We begin class by wrapping up the last part of Act I. Students have their character roles firmly established now and are focused on cues and developing their character. The students who are sitting down and watching keep double-entry journals to better understand what is happening. A double-entry journal is simply a piece of paper with a line down the middle. On the left side is a short quite, no more than two lines of dialogue; on the right side are students' recorded reactions to the text. These reactions should be short notations students use later for class discussion. I ask students to make a goal of recording at least four entries per class. Double-entry journals are a great way for students to develop skills for recording textual evidence. Students know they will have to discuss the scene at several points during class and they will be expected to use the text in their responses. A double-entry journal is a way for them to record their thoughts and confusions for later use.
The scene we left off at yesterday featured Julia and Lucetta. Julia has a letter from Proteus, but in a fit of contrariness she rips it up. To encourage students' active participation and to see how Shakespeare timed his stage directions, I give my students a piece of paper to rip up and instruct them to try to act out the physical humor as best they can while holding a copy of the play in one hand. When Lucetta comes back in, I instruct that student to pick up the bits of paper when Lucetta does in the play.
We discuss how the physical actions make Julia and Lucetta's emotional states more real and though there are few physical stage directions, the importance of action during the play. We briefly touch on the improvisations that actors might bring to each character and the variety of tone and emotion they could give the scene.
The opening scene of Act II when Valentine sees Silvia's glove is a great place to discuss motives and appearances.
I begin this scene by asking students: "Have you ever been out with your friends and you point your crush out to your friend and then he says her name really loud?"
Most of the kids have had that happen to them, or they've been the friend.
"Let's see if that happens in this scene and what Valentine does?"
The student who reads for Valentine takes the hint and begins the scene by whispering, his classmate gets into the ideas as well, and yells "Madam, Silvia!" in a comic falsetto.
We read their exchange back and forth and then I ask the students what's changed about Valentine. They agree that falling in love has made him a little stupid.

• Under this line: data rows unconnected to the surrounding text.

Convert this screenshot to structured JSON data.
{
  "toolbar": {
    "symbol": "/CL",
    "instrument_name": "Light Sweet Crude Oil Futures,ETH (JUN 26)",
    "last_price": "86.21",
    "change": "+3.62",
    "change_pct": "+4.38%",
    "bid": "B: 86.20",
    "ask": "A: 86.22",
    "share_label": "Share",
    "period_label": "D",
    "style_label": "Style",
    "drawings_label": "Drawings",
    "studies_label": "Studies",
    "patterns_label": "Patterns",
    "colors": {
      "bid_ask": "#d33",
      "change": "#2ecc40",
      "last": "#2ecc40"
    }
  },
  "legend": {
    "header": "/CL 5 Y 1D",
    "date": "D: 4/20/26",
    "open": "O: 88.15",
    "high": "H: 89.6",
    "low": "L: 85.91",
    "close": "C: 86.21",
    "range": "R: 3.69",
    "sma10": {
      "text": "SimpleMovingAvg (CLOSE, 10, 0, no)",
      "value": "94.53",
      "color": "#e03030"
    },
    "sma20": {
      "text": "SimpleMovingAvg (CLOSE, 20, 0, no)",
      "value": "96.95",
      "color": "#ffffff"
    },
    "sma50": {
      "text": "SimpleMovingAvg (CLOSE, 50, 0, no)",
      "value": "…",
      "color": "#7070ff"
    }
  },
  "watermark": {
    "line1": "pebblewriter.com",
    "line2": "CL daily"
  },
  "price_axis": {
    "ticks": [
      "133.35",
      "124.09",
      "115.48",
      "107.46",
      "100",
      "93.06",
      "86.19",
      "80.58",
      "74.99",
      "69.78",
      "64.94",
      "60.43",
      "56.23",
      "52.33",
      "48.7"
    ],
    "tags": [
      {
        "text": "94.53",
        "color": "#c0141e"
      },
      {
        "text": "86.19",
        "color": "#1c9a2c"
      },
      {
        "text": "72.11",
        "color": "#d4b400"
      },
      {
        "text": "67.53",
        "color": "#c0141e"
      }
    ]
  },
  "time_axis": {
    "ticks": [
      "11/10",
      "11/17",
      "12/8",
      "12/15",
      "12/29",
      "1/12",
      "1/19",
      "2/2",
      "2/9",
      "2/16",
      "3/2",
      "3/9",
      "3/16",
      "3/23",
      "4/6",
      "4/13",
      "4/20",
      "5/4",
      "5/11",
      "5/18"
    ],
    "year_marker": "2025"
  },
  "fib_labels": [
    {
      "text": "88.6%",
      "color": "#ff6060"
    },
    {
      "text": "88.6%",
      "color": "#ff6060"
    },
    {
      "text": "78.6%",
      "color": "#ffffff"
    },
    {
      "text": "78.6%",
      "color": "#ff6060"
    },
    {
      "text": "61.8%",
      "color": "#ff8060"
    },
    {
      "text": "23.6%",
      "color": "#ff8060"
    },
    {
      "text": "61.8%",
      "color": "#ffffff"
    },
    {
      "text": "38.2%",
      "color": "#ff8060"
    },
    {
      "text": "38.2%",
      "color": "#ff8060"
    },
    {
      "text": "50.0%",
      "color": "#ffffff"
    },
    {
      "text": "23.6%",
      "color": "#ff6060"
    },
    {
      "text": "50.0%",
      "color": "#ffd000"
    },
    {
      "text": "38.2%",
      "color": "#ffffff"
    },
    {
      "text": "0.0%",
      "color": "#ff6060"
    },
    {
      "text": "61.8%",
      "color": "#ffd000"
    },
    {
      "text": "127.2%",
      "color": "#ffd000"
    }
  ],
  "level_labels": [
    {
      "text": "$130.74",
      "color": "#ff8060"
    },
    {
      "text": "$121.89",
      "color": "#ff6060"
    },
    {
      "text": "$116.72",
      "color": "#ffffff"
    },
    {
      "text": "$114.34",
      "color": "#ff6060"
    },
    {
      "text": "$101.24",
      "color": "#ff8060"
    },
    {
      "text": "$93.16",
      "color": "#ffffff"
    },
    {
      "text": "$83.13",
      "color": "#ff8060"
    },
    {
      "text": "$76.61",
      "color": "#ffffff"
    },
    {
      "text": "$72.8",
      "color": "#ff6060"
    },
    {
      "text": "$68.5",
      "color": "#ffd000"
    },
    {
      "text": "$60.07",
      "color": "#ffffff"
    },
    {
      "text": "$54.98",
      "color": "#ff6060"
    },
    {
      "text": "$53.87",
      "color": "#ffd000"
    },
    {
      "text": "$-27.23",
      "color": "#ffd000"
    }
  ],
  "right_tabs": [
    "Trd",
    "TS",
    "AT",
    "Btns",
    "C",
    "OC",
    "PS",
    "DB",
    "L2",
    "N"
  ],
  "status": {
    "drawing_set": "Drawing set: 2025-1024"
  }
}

This introduction to Launce and Crabbe is rather long, but also one of the funniest scenes in the play. Again, I walk the student through the lines first, and we discuss where exactly it would be the most humorous for Launce to take off his shoe and what part of the shoe he should talk to. The text gives some ideas, but the student who reads Launce's part wants to speak into the opening of the shoe, all the while, grimacing. It can be quite funny to see a student holding a show up to his face while trying to read Launce's lower-class Londoner's dialect.